EXERCISE AIM: Produce a word-for-word copy of the data below.

= = =

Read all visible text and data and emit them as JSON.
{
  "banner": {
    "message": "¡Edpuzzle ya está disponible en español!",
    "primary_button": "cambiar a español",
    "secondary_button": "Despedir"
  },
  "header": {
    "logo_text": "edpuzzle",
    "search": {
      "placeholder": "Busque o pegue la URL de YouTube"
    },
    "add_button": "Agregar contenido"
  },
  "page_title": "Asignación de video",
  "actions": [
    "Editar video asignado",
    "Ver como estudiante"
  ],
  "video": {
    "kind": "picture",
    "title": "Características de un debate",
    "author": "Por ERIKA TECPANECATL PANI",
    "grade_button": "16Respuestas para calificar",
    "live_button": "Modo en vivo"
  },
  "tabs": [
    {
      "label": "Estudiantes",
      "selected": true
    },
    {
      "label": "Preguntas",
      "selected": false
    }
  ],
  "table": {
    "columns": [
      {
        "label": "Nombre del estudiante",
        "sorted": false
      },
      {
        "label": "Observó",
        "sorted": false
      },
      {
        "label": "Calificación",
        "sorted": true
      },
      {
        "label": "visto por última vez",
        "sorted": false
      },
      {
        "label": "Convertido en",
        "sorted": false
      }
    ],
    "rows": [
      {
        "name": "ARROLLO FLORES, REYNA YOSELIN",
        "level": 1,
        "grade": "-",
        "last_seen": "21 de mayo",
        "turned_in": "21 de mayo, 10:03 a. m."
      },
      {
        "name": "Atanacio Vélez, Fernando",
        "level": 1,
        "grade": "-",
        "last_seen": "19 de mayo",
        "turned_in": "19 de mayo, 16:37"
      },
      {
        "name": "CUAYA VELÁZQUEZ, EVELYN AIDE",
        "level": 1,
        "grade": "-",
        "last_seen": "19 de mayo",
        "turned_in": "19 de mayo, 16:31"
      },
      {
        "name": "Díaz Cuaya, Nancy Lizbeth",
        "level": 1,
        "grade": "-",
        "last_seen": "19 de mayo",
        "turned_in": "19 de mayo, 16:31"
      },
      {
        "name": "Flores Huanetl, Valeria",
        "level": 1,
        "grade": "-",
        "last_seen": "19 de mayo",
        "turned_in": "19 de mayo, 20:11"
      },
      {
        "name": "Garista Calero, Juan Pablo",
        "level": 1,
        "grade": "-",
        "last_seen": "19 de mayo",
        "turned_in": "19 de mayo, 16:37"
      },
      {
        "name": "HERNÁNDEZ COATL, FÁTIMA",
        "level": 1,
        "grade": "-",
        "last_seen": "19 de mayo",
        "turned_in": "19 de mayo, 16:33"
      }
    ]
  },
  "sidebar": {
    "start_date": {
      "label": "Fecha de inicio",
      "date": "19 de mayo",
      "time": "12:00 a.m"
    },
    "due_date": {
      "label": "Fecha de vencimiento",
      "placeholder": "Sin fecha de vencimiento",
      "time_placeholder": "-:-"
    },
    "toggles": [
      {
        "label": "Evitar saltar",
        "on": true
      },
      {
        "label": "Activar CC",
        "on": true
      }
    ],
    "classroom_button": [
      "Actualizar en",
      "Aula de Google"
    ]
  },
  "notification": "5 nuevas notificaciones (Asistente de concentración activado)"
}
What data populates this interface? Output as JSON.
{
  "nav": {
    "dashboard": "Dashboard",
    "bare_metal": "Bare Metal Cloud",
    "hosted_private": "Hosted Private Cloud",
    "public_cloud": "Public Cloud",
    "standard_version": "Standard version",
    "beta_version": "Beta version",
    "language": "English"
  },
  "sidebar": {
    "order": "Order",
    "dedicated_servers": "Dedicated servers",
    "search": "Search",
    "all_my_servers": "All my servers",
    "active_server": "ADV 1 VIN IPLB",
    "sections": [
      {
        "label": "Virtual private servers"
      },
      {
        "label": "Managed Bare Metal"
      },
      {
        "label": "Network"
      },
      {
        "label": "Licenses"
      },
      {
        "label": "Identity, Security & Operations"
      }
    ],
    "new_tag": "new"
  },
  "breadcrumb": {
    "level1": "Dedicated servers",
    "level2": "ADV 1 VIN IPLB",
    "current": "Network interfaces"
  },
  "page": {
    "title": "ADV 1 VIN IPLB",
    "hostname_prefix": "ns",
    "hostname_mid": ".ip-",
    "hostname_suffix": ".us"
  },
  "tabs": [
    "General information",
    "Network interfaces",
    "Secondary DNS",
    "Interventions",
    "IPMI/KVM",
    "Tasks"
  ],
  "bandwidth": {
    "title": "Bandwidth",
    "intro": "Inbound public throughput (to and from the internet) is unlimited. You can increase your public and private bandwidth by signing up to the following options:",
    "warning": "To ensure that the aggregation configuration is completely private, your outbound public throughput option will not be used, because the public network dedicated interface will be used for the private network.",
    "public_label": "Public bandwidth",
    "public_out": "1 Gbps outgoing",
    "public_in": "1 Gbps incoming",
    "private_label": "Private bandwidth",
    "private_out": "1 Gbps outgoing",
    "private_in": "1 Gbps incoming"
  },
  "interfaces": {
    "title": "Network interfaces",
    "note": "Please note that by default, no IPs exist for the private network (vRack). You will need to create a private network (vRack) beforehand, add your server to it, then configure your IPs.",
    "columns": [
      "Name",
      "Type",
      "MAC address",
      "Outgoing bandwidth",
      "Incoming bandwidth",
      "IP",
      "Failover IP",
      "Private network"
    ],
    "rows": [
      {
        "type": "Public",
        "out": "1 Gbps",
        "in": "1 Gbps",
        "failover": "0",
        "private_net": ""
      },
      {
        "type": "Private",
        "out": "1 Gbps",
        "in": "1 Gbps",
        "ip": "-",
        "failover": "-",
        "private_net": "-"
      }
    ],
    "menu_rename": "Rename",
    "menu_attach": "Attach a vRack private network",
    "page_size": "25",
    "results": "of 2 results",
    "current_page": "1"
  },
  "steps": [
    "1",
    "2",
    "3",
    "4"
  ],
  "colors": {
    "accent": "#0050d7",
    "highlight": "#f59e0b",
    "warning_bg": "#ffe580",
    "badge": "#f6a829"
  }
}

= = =

SOLUTION BELOW:
Read all visible text and data and emit them as JSON.
{
  "banner": {
    "message": "¡Edpuzzle ya está disponible en español!",
    "primary_button": "cambiar a español",
    "secondary_button": "Despedir"
  },
  "header": {
    "logo_text": "edpuzzle",
    "search": {
      "placeholder": "Busque o pegue la URL de YouTube"
    },
    "add_button": "Agregar contenido"
  },
  "page_title": "Asignación de video",
  "actions": [
    "Editar video asignado",
    "Ver como estudiante"
  ],
  "video": {
    "kind": "picture",
    "title": "Características de un debate",
    "author": "Por ERIKA TECPANECATL PANI",
    "grade_button": "16Respuestas para calificar",
    "live_button": "Modo en vivo"
  },
  "tabs": [
    {
      "label": "Estudiantes",
      "selected": true
    },
    {
      "label": "Preguntas",
      "selected": false
    }
  ],
  "table": {
    "columns": [
      {
        "label": "Nombre del estudiante",
        "sorted": false
      },
      {
        "label": "Observó",
        "sorted": false
      },
      {
        "label": "Calificación",
        "sorted": true
      },
      {
        "label": "visto por última vez",
        "sorted": false
      },
      {
        "label": "Convertido en",
        "sorted": false
      }
    ],
    "rows": [
      {
        "name": "ARROLLO FLORES, REYNA YOSELIN",
        "level": 1,
        "grade": "-",
        "last_seen": "21 de mayo",
        "turned_in": "21 de mayo, 10:03 a. m."
      },
      {
        "name": "Atanacio Vélez, Fernando",
        "level": 1,
        "grade": "-",
        "last_seen": "19 de mayo",
        "turned_in": "19 de mayo, 16:37"
      },
      {
        "name": "CUAYA VELÁZQUEZ, EVELYN AIDE",
        "level": 1,
        "grade": "-",
        "last_seen": "19 de mayo",
        "turned_in": "19 de mayo, 16:31"
      },
      {
        "name": "Díaz Cuaya, Nancy Lizbeth",
        "level": 1,
        "grade": "-",
        "last_seen": "19 de mayo",
        "turned_in": "19 de mayo, 16:31"
      },
      {
        "name": "Flores Huanetl, Valeria",
        "level": 1,
        "grade": "-",
        "last_seen": "19 de mayo",
        "turned_in": "19 de mayo, 20:11"
      },
      {
        "name": "Garista Calero, Juan Pablo",
        "level": 1,
        "grade": "-",
        "last_seen": "19 de mayo",
        "turned_in": "19 de mayo, 16:37"
      },
      {
        "name": "HERNÁNDEZ COATL, FÁTIMA",
        "level": 1,
        "grade": "-",
        "last_seen": "19 de mayo",
        "turned_in": "19 de mayo, 16:33"
      }
    ]
  },
  "sidebar": {
    "start_date": {
      "label": "Fecha de inicio",
      "date": "19 de mayo",
      "time": "12:00 a.m"
    },
    "due_date": {
      "label": "Fecha de vencimiento",
      "placeholder": "Sin fecha de vencimiento",
      "time_placeholder": "-:-"
    },
    "toggles": [
      {
        "label": "Evitar saltar",
        "on": true
      },
      {
        "label": "Activar CC",
        "on": true
      }
    ],
    "classroom_button": [
      "Actualizar en",
      "Aula de Google"
    ]
  },
  "notification": "5 nuevas notificaciones (Asistente de concentración activado)"
}
What data populates this interface? Output as JSON.
{
  "nav": {
    "dashboard": "Dashboard",
    "bare_metal": "Bare Metal Cloud",
    "hosted_private": "Hosted Private Cloud",
    "public_cloud": "Public Cloud",
    "standard_version": "Standard version",
    "beta_version": "Beta version",
    "language": "English"
  },
  "sidebar": {
    "order": "Order",
    "dedicated_servers": "Dedicated servers",
    "search": "Search",
    "all_my_servers": "All my servers",
    "active_server": "ADV 1 VIN IPLB",
    "sections": [
      {
        "label": "Virtual private servers"
      },
      {
        "label": "Managed Bare Metal"
      },
      {
        "label": "Network"
      },
      {
        "label": "Licenses"
      },
      {
        "label": "Identity, Security & Operations"
      }
    ],
    "new_tag": "new"
  },
  "breadcrumb": {
    "level1": "Dedicated servers",
    "level2": "ADV 1 VIN IPLB",
    "current": "Network interfaces"
  },
  "page": {
    "title": "ADV 1 VIN IPLB",
    "hostname_prefix": "ns",
    "hostname_mid": ".ip-",
    "hostname_suffix": ".us"
  },
  "tabs": [
    "General information",
    "Network interfaces",
    "Secondary DNS",
    "Interventions",
    "IPMI/KVM",
    "Tasks"
  ],
  "bandwidth": {
    "title": "Bandwidth",
    "intro": "Inbound public throughput (to and from the internet) is unlimited. You can increase your public and private bandwidth by signing up to the following options:",
    "warning": "To ensure that the aggregation configuration is completely private, your outbound public throughput option will not be used, because the public network dedicated interface will be used for the private network.",
    "public_label": "Public bandwidth",
    "public_out": "1 Gbps outgoing",
    "public_in": "1 Gbps incoming",
    "private_label": "Private bandwidth",
    "private_out": "1 Gbps outgoing",
    "private_in": "1 Gbps incoming"
  },
  "interfaces": {
    "title": "Network interfaces",
    "note": "Please note that by default, no IPs exist for the private network (vRack). You will need to create a private network (vRack) beforehand, add your server to it, then configure your IPs.",
    "columns": [
      "Name",
      "Type",
      "MAC address",
      "Outgoing bandwidth",
      "Incoming bandwidth",
      "IP",
      "Failover IP",
      "Private network"
    ],
    "rows": [
      {
        "type": "Public",
        "out": "1 Gbps",
        "in": "1 Gbps",
        "failover": "0",
        "private_net": ""
      },
      {
        "type": "Private",
        "out": "1 Gbps",
        "in": "1 Gbps",
        "ip": "-",
        "failover": "-",
        "private_net": "-"
      }
    ],
    "menu_rename": "Rename",
    "menu_attach": "Attach a vRack private network",
    "page_size": "25",
    "results": "of 2 results",
    "current_page": "1"
  },
  "steps": [
    "1",
    "2",
    "3",
    "4"
  ],
  "colors": {
    "accent": "#0050d7",
    "highlight": "#f59e0b",
    "warning_bg": "#ffe580",
    "badge": "#f6a829"
  }
}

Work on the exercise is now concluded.